Illinois energy law will raise utility bills by up to $180 a year, Pritzker to sign soon

Illinois Governor JB Pritzker on Monday indicated he would sign into law a 1,000-page energy proposal just minutes after the State Senate approved it.

It includes the biggest utility rate increase in Illinois history.

But supporters predict it will help entrepreneurs create thousands of new, "clean-energy" jobs.

"I'm very proud and pleased to see that Illinois is going to be one of the leading states in the nation when it comes to addressing climate change. This climate bill, this energy bill really is transformative," Pritzker said.

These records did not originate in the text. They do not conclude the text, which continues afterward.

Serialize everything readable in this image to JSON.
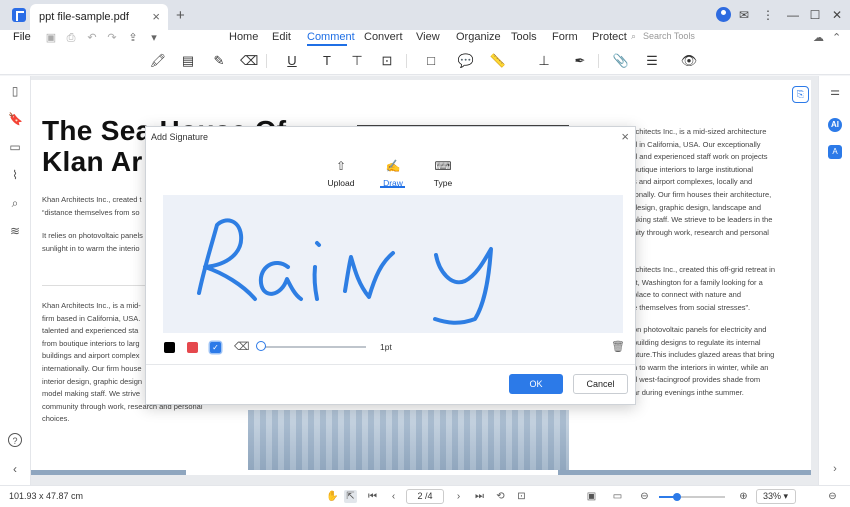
{
  "titlebar": {
    "tab_label": "ppt file-sample.pdf",
    "tab_close": "×",
    "new_tab": "+",
    "window_controls": [
      "user-avatar",
      "feedback-icon",
      "more-icon",
      "minimize-icon",
      "maximize-icon",
      "close-icon"
    ]
  },
  "menubar": {
    "file": "File",
    "items": [
      "Home",
      "Edit",
      "Comment",
      "Convert",
      "View",
      "Organize",
      "Tools",
      "Form",
      "Protect"
    ],
    "active": "Comment",
    "search_placeholder": "Search Tools"
  },
  "toolbar": {
    "tools": [
      "highlight-icon",
      "sticky-note-icon",
      "pencil-icon",
      "eraser-icon",
      "underline-icon",
      "text-icon",
      "textbox-icon",
      "callout-icon",
      "shape-icon",
      "comment-icon",
      "measure-icon",
      "stamp-icon",
      "signature-pen-icon",
      "attachment-icon",
      "note-list-icon",
      "eye-icon"
    ]
  },
  "document": {
    "title_line1": "The Sea House Of",
    "title_line2": "Klan Ar",
    "left_paragraph1": [
      "Khan Architects Inc., created t",
      "“distance themselves from so"
    ],
    "left_paragraph2": [
      "It relies on photovoltaic panels",
      "sunlight in to warm the interio"
    ],
    "left_paragraph3": [
      "Khan Architects Inc., is a mid-",
      "firm based in California, USA.",
      "talented and experienced sta",
      "from boutique interiors to larg",
      "buildings and airport complex",
      "internationally. Our firm house",
      "interior design, graphic design",
      "model making staff. We strive",
      "community through work, research and personal",
      "choices."
    ],
    "right_paragraph1": [
      "rchitects Inc., is a mid-sized architecture",
      "d in California, USA. Our exceptionally",
      "d and experienced staff work on projects",
      "outique interiors to large institutional",
      "s and airport complexes, locally and",
      "ionally. Our firm houses their architecture,",
      "design, graphic design, landscape and",
      "aking staff. We strieve to be leaders in the",
      "nity through work, research and personal"
    ],
    "right_paragraph2": [
      "rchitects Inc., created this off-grid retreat in",
      "rt, Washington for a family looking for a",
      "place to connect with nature and",
      "e themselves from social stresses”."
    ],
    "right_paragraph3": [
      "on photovoltaic panels for electricity and",
      "building designs to regulate its internal",
      "ature.This includes glazed areas that bring",
      "n to warm the interiors in winter, while an",
      "d west-facingroof provides shade from",
      "ar during evenings inthe summer."
    ]
  },
  "statusbar": {
    "page_size": "101.93 x 47.87 cm",
    "page_indicator": "2 /4",
    "zoom": "33%",
    "zoom_level": 0.27
  },
  "dialog": {
    "title": "Add Signature",
    "close": "×",
    "tabs": [
      {
        "label": "Upload",
        "icon": "upload-icon"
      },
      {
        "label": "Draw",
        "icon": "draw-icon"
      },
      {
        "label": "Type",
        "icon": "keyboard-icon"
      }
    ],
    "active_tab": "Draw",
    "signature_text": "Rainy",
    "colors": [
      "#000000",
      "#e5484d",
      "#2c7ae8"
    ],
    "selected_color": "#2c7ae8",
    "thickness": "1pt",
    "ok_label": "OK",
    "cancel_label": "Cancel"
  }
}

Critics of the proposal warn it could reduce reliability of the electric grid in Illinois because it forces the eventual shutdown of all gas- and coal-fired power plants, including the Prairie State coal plant that was built after signing 35-year contracts with several suburban communities.

"Those living in St. Charles, Geneva and Batavia will be stuck, stuck paying off long-term debt for energy they will not be receiving from Prairie State," said Republican State Senator Donald Dewitte of St. Charles.

The bill also provides training for workers seeking jobs setting up solar and wind power facilities.


A senior citizen lobby group, AARP, estimates the measure will raise electric utility bills by $180 a year on a typical consumer. Supporters say it is worth it to combat climate change, to keep Illinois’ fleet of nuclear power plants operating, and to fund new clean energy jobs.

"We’re talking tens of thousands of jobs, not just at these plants. But tens of thousands of jobs that will be created not just in Chicago, but in southern Illinois," said Democrat State Senator Michael Hastings of Frankfort.

ComEd's parent company — Exelon — will get a new, multi-million dollar subsidy to keep operating nuclear plants it had threatened to shut down permanently beginning Monday. Critics said the measure would destroy more jobs than it helps to create by hitting businesses with electric utility rate increases of up to 15 percent.

"I submit that this bill is a blatant attack on small businesses, and a disservice to downstate Illinois. I strongly urge a ‘No’ vote for the highest energy increase in Illinois history," said Republican State Senator Terri Bryant of Murphysboro.

What guarantees more changes to come in state energy policy is that those controversial mandatory shutdowns of fossil fuel plants do not take effect until the years 2035 and 2045 — a generation away.